2021 Ida Carey Gallery, Waikato Museum, Hamilton, NZ.
In the new show at the Ida Carey Gallery, Carole Driver and Susan St Lawrence have put together an exhibition that defies any notion of the white cube masterpiece. The small artworks, paintings, sculpture, Mise en scene and poems float together like thoughts that assemble then disperse. Each piece could indeed be in many combinations and effect a different set of meanings each time.
The artworks were worked upon by both artists, sent back and forth across the Tasman by unpredictable postal services during Covid lockdowns; St Lawrence in New Zealand and Driver in Australia.
Some of these artworks are in response to an action by the other artist, for example the suspended walking-meditation artist book which emerged months after St Lawrence sent a book of poems by Thomas A Clark to Driver. The Blue Women paintings came about when St Lawrence printed the watercolor figures of Driver’s lonely covid-response paintings on to transparent paper and then reworked them into substantial acrylic pieces with completely different meaning.
Other streams of thought developed into patterns of connectivity expressed in symbol or metaphor. External events such as drought, fire and Covid led to recognisable imagery, for example with The Black Mountain where the raven rises like a phoenix out of the burnt hillside and in several of the Mise-en-scenes, where painted backdrops place the dancer in landscapes with haunting horizons. In fact, the Horizon, like the Blue Women, took on deeper significance as it was returned to again and again throughout the work. It mutated into a metaphoric link – Driver on one side and St Lawrence, out of view, on the other. When both women underway major surgery during the year, the horizon took on the look of an ECG heartbeat of connected friendship.
For the artists, the opportunity to work on each other’s pieces was challenging and yet bonding, and in these difficult times of isolation, a great boon.

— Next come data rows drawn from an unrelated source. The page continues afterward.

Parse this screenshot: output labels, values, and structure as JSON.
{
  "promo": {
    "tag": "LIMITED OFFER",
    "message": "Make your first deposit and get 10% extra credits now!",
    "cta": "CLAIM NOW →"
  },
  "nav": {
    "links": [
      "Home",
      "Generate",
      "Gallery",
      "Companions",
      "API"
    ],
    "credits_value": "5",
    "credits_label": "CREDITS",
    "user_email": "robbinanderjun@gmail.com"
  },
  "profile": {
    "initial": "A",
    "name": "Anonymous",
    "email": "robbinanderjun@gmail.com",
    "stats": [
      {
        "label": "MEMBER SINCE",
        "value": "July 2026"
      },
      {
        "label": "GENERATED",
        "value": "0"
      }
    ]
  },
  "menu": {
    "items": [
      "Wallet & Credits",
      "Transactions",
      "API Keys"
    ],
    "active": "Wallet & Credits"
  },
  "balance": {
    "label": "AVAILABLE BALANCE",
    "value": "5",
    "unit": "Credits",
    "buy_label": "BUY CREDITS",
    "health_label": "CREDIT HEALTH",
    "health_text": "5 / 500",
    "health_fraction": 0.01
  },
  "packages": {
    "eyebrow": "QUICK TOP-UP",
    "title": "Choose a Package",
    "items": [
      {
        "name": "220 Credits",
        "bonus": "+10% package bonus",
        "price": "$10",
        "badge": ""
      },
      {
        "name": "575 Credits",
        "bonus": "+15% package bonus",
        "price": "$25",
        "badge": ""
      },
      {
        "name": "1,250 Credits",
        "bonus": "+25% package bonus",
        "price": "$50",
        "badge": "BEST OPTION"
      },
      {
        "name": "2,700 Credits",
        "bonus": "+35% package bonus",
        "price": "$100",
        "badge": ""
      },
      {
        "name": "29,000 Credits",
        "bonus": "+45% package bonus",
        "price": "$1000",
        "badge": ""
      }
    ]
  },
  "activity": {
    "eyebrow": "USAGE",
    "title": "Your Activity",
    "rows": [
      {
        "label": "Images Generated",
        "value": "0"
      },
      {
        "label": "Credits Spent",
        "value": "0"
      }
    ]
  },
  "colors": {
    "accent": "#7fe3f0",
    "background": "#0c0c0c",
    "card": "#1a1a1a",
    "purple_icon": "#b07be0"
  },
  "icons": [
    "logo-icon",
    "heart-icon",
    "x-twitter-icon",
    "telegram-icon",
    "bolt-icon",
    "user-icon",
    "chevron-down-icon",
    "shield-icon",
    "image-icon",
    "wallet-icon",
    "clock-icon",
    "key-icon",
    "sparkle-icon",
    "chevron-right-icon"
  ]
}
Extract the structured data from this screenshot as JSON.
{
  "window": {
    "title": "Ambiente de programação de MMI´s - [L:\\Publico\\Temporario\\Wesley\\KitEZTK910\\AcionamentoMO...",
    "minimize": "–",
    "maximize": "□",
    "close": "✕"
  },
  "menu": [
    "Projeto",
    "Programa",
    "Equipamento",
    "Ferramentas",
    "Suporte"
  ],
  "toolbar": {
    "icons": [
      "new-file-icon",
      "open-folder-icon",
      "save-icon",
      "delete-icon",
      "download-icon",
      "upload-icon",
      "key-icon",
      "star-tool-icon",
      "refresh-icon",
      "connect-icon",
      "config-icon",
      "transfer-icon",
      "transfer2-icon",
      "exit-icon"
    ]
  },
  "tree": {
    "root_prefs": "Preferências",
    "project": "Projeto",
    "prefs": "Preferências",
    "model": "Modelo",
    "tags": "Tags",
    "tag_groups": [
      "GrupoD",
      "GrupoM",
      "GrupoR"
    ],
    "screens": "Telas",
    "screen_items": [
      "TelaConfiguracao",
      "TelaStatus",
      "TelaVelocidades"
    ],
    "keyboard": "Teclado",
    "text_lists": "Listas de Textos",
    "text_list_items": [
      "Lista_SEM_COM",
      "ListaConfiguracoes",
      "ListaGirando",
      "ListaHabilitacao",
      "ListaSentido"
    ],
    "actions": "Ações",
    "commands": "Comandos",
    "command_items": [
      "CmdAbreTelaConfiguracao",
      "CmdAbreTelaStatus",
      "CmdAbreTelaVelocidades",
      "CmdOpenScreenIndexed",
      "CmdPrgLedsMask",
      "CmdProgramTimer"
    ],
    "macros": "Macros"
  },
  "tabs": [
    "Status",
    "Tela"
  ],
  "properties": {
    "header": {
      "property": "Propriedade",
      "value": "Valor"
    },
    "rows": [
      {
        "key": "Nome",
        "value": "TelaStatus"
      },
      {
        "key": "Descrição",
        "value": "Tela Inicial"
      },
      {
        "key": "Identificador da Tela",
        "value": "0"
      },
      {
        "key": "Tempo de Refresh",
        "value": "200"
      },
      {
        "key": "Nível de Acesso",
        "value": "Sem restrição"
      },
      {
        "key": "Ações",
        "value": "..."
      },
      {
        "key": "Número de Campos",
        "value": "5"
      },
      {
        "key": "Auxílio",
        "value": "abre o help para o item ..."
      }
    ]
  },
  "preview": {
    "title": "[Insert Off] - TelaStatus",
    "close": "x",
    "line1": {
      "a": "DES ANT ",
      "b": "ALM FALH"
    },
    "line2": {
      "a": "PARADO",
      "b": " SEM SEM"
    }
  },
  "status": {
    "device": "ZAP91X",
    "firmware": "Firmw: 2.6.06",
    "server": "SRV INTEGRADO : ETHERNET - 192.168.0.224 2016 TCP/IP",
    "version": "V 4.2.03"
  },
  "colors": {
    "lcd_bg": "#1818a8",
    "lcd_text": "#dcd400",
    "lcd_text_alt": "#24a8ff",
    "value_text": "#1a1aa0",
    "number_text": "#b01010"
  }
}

In a sense this is an immersive space, time must be spent here to experience subtlety; to absorb the links between poetry, painting and sculpture; it is intimate work, work from the heart, and an art of hope and friendship.